Scotiabank has also confirmed to LowestRates.ca that it will likely hike mortgage rates as well, and is set to make an announcement soon. Expect Canada’s other major banks — National Bank and BMO — to follow very shortly.
Qualifying rates haven’t been this high since 2014.
At 5.14%, a Canadian buying a property for $500,000, with 10% down and 25 years amortization, will have to show they can afford to service a monthly mortgage payment of $2,745. Let’s say the property is a condo — suddenly you’re adding on $450 for maintenance fees and another $120 a month for property taxes. The bank is going to want to make sure you can afford your $3,315 monthly payment.
All signs currently point to the Bank of Canada raising interest rates at its next rate announcement on Jan. 17. Economists predict there could be as many as three hikes this year. The bank’s benchmark rate sets the standard for how much interest banks charge on their loans.
As the country’s central bank, the BoC periodically adjusts interest rates to make sure that inflation doesn’t get out of hand. When these adjustments happen, consumers are not directly affected; the consumer-facing banks that lend from the BoC, like RBC or Scotiabank, are.
These consumer-facing banks then move their own rates to make sure that they can still lend at a profit. So, hypothetically speaking, if the BoC raises its current rate of 1% to 2%, and consumer-facing banks were already lending to their customers at a 2% interest rate, these banks will likely hike their rates, too. (It’s not a two-way street, though: when the BoC lowers its rates, banks do not always follow suit.)
In combination with the OSFI stress test rules that kicked in on Jan. 1, higher mortgage rates could make home ownership outright impossible for many in expensive cities like Toronto and Vancouver.
The OSFI rules “stress test” prospective buyers at one of two rates (e.g., whichever ends up being higher): their bank’s five-year average posted rate; or two percentage points higher than the rate they were offered by their bank or broker.
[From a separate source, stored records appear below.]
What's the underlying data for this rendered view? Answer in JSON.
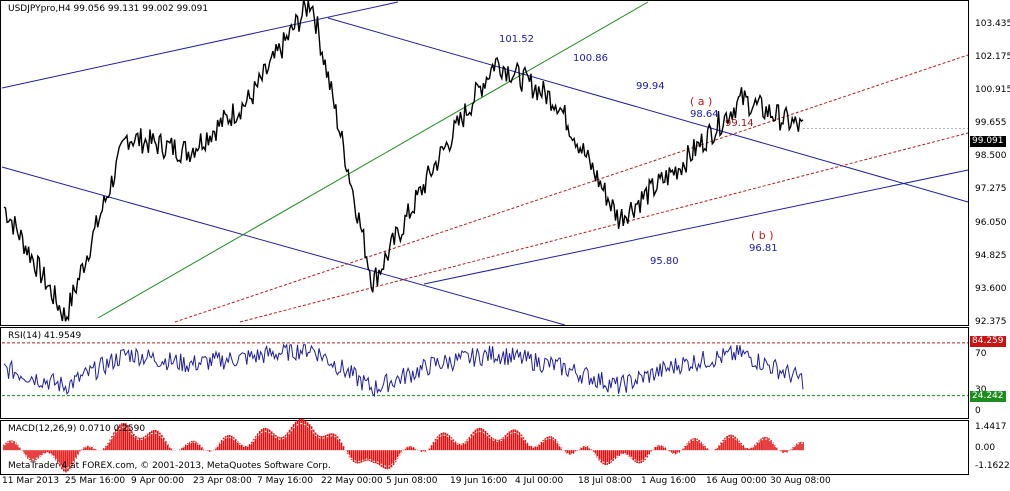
{
  "main_header": "USDJPYpro,H4  99.056 99.131 99.002 99.091",
  "rsi_header": "RSI(14) 41.9549",
  "macd_header": "MACD(12,26,9) 0.0710 0.2590",
  "copyright": "MetaTrader 4 at FOREX.com, © 2001-2013, MetaQuotes Software Corp.",
  "price_axis": [
    "103.435",
    "102.175",
    "100.915",
    "99.655",
    "98.500",
    "97.275",
    "96.050",
    "94.825",
    "93.600",
    "92.375"
  ],
  "current_price": "99.091",
  "rsi_axis": [
    "70",
    "30",
    "0"
  ],
  "rsi_levels": {
    "upper": "84.259",
    "lower": "24.242"
  },
  "macd_axis": [
    "1.4417",
    "0.00",
    "-1.1622"
  ],
  "time_axis": [
    "11 Mar 2013",
    "25 Mar 16:00",
    "9 Apr 00:00",
    "23 Apr 08:00",
    "7 May 16:00",
    "22 May 00:00",
    "5 Jun 08:00",
    "19 Jun 16:00",
    "4 Jul 00:00",
    "18 Jul 08:00",
    "1 Aug 16:00",
    "16 Aug 00:00",
    "30 Aug 08:00"
  ],
  "annotations": [
    {
      "text": "101.52",
      "color": "#1a1aa6"
    },
    {
      "text": "100.86",
      "color": "#1a1aa6"
    },
    {
      "text": "99.94",
      "color": "#1a1aa6"
    },
    {
      "text": "98.64",
      "color": "#1a1aa6"
    },
    {
      "text": "99.14",
      "color": "#a01818"
    },
    {
      "text": "( a )",
      "color": "#c81414"
    },
    {
      "text": "( b )",
      "color": "#c81414"
    },
    {
      "text": "96.81",
      "color": "#1a1aa6"
    },
    {
      "text": "95.80",
      "color": "#1a1aa6"
    }
  ],
  "colors": {
    "price": "#000000",
    "channel": "#1f1fa0",
    "green": "#1e8c1e",
    "dotted": "#b41e1e",
    "rsi": "#1f1f9c",
    "macd": "#e01010",
    "signal": "#ffffff",
    "current_tag": "#000000",
    "rsi_upper_tag": "#c81414",
    "rsi_lower_tag": "#1e8c1e"
  },
  "chart_data": [
    {
      "type": "line",
      "title": "USDJPYpro,H4",
      "ylim": [
        92.375,
        103.435
      ],
      "x": [
        "11 Mar 2013",
        "25 Mar",
        "9 Apr",
        "23 Apr",
        "7 May",
        "22 May",
        "5 Jun",
        "19 Jun",
        "4 Jul",
        "18 Jul",
        "1 Aug",
        "16 Aug",
        "30 Aug",
        "latest"
      ],
      "series": [
        {
          "name": "USDJPYpro,H4",
          "values": [
            96.4,
            92.6,
            98.8,
            98.3,
            100.1,
            103.5,
            93.8,
            97.8,
            101.4,
            100.0,
            96.0,
            97.8,
            100.1,
            99.09
          ]
        }
      ]
    },
    {
      "type": "line",
      "title": "RSI(14)",
      "ylim": [
        0,
        100
      ],
      "levels": [
        84.259,
        24.242
      ],
      "series": [
        {
          "name": "RSI(14)",
          "values": [
            55,
            35,
            72,
            60,
            68,
            78,
            32,
            60,
            72,
            58,
            35,
            60,
            72,
            41.95
          ]
        }
      ]
    },
    {
      "type": "area",
      "title": "MACD(12,26,9)",
      "ylim": [
        -1.1622,
        1.4417
      ],
      "series": [
        {
          "name": "MACD(12,26,9)",
          "values": [
            0.3,
            -0.8,
            1.2,
            0.1,
            0.6,
            1.4,
            -1.0,
            0.5,
            0.9,
            0.3,
            -0.6,
            0.2,
            0.5,
            0.071
          ]
        }
      ]
    }
  ]
}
With higher mortgage rates, not only will houses become more expensive to pay for in the long run. Getting access to a mortgage in the first place might also become harder than ever.